▶ **Records excerpted from a collection**:
○ ○ ○ ○ ○

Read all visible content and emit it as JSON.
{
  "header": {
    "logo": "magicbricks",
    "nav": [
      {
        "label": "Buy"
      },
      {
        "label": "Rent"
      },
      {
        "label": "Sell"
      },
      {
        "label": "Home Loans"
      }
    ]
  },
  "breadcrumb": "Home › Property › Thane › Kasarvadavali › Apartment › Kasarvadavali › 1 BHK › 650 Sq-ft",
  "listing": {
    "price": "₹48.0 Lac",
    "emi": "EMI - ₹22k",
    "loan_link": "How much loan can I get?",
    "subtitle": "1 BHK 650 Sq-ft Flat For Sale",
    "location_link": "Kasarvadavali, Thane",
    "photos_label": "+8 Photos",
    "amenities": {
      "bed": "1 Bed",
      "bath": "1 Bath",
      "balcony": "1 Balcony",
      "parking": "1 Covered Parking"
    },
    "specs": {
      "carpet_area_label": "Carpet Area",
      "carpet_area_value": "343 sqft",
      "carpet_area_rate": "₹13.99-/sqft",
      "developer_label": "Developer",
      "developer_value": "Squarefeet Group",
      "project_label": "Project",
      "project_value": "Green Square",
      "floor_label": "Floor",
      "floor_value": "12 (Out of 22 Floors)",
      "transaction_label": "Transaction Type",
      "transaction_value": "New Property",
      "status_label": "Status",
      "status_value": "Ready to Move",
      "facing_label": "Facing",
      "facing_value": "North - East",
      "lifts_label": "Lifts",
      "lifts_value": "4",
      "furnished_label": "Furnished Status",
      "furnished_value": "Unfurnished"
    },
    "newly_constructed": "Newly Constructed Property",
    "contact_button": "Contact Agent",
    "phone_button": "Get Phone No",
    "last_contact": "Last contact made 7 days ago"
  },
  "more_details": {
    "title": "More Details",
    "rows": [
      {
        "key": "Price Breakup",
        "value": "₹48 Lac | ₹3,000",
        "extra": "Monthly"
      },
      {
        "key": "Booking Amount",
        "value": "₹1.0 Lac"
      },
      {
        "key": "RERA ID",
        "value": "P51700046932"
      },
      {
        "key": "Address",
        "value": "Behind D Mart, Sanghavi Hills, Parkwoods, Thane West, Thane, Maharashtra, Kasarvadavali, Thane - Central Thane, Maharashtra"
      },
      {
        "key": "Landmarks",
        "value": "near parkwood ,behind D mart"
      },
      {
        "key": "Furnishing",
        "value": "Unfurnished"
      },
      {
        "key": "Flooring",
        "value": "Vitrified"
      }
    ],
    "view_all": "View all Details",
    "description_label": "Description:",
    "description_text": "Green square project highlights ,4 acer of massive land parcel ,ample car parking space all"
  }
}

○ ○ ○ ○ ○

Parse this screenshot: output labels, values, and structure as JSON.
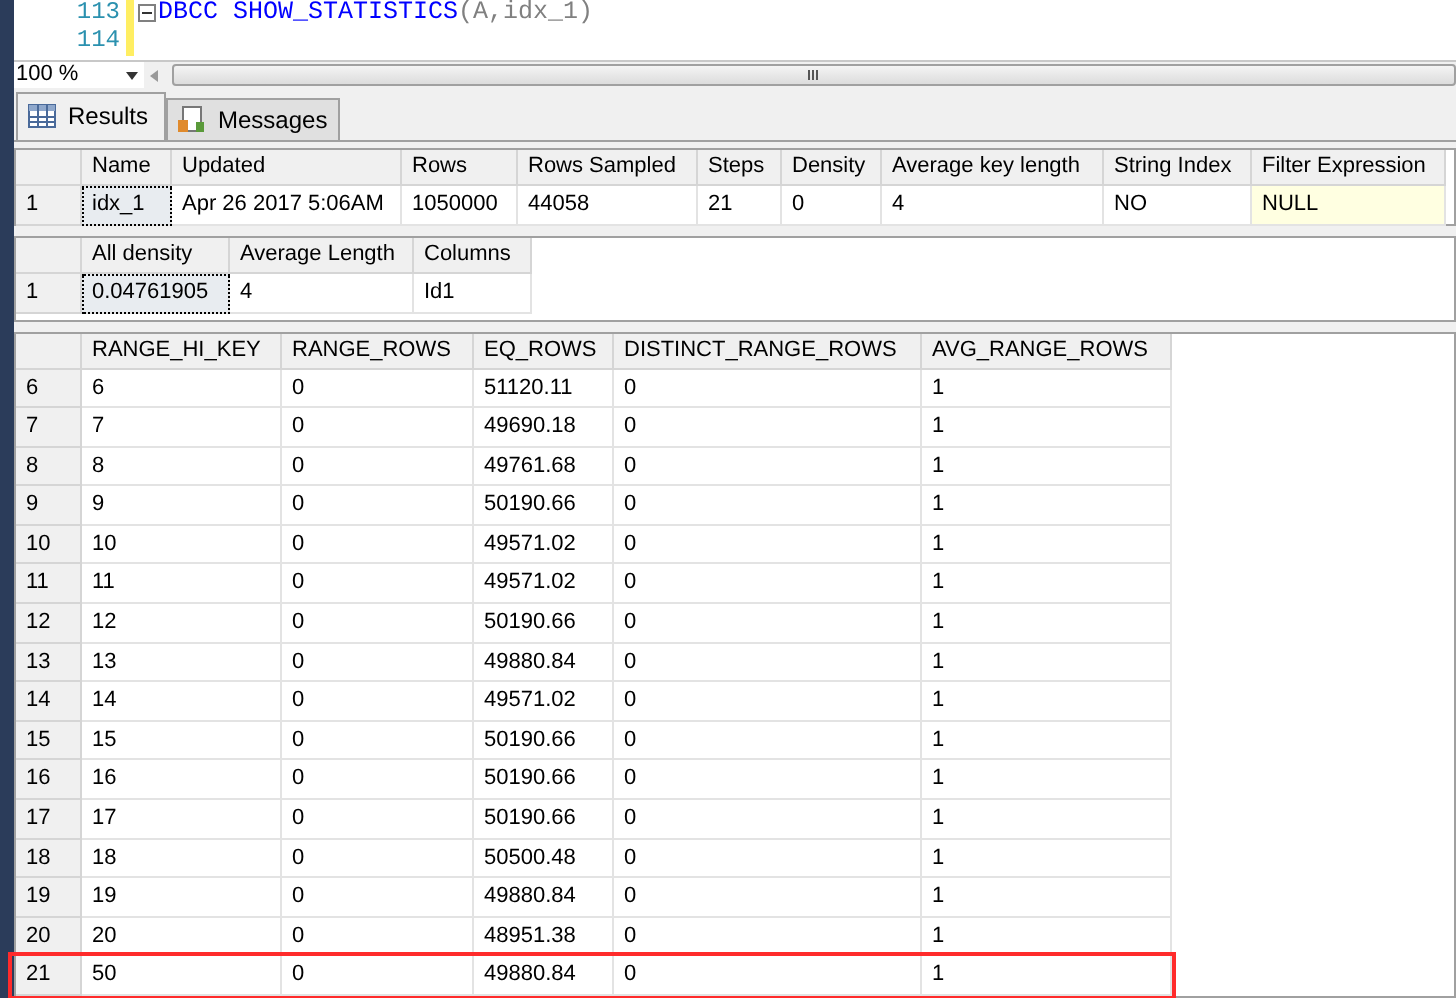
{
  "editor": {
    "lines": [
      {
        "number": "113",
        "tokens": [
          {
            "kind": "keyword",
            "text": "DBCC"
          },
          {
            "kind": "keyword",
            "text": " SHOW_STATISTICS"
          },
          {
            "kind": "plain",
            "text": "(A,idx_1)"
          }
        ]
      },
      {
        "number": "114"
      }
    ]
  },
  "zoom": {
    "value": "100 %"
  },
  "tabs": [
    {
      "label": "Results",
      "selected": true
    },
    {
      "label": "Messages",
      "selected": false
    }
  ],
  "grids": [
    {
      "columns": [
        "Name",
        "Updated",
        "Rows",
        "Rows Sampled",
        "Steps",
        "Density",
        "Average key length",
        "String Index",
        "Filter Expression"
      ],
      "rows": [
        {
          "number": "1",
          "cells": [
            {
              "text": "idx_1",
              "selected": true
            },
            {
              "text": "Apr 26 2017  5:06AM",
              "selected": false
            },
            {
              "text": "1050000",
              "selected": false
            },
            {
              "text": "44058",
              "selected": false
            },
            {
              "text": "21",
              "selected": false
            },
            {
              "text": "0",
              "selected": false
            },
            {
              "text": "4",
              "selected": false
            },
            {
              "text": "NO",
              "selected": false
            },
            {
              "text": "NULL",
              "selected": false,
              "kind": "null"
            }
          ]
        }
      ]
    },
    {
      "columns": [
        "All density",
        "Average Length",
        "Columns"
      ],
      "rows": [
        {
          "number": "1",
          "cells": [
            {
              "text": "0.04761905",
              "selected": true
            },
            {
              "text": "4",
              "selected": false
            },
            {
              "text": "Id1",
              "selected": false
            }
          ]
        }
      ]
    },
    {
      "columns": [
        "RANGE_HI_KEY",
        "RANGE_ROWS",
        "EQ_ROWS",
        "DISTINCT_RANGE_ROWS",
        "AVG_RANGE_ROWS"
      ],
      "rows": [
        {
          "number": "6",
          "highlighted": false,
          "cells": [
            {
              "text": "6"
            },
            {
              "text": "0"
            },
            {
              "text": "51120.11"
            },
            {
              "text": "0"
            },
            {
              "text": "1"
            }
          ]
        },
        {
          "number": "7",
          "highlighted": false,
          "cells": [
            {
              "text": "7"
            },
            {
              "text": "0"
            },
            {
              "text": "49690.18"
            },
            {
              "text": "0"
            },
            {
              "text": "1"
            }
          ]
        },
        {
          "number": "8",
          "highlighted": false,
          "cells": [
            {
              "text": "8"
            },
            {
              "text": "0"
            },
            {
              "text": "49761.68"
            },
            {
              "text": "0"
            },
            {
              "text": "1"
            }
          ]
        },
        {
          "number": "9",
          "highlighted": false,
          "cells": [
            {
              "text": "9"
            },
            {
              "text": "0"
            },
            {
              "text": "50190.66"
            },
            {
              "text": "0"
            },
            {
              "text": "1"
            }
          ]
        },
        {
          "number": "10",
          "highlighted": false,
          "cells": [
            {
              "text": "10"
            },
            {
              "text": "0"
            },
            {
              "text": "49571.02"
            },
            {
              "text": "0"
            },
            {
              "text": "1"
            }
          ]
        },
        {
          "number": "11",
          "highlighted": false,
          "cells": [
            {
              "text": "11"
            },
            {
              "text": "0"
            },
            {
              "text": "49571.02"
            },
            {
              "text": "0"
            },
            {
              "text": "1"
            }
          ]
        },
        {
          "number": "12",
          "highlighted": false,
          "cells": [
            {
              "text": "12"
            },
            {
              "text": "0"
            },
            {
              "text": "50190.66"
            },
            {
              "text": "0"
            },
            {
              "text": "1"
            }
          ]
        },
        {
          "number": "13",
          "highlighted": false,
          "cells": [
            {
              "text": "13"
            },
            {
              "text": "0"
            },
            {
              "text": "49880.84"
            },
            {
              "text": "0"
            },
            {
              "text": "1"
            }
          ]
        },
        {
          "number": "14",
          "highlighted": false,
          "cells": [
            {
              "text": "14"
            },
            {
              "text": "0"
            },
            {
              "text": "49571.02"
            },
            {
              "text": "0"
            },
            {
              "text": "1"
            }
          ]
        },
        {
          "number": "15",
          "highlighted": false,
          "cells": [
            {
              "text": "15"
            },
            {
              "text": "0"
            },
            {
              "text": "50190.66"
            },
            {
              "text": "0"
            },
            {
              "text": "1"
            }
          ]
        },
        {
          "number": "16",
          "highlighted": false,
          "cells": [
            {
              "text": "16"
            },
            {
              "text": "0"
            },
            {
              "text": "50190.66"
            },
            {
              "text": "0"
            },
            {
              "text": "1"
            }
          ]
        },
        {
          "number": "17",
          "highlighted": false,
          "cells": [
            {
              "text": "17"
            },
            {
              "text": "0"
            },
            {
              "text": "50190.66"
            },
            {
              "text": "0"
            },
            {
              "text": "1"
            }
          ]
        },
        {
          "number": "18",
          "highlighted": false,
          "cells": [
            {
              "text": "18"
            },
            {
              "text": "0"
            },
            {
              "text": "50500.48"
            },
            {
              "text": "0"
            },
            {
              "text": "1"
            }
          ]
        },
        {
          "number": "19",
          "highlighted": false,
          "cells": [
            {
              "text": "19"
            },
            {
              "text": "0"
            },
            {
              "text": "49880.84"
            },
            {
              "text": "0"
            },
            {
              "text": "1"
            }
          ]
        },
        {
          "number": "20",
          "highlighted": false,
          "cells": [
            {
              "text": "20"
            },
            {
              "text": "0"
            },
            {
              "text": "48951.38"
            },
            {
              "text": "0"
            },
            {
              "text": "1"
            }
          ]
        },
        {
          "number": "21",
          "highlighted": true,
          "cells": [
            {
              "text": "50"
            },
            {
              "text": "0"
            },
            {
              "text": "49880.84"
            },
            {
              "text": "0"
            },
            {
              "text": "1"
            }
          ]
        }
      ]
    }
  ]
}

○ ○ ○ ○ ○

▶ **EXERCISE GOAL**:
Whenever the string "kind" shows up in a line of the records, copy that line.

▶ **YOUR SOLUTION**:
            "kind": "keyword",
            "kind": "keyword",
            "kind": "plain",
              "kind": "null"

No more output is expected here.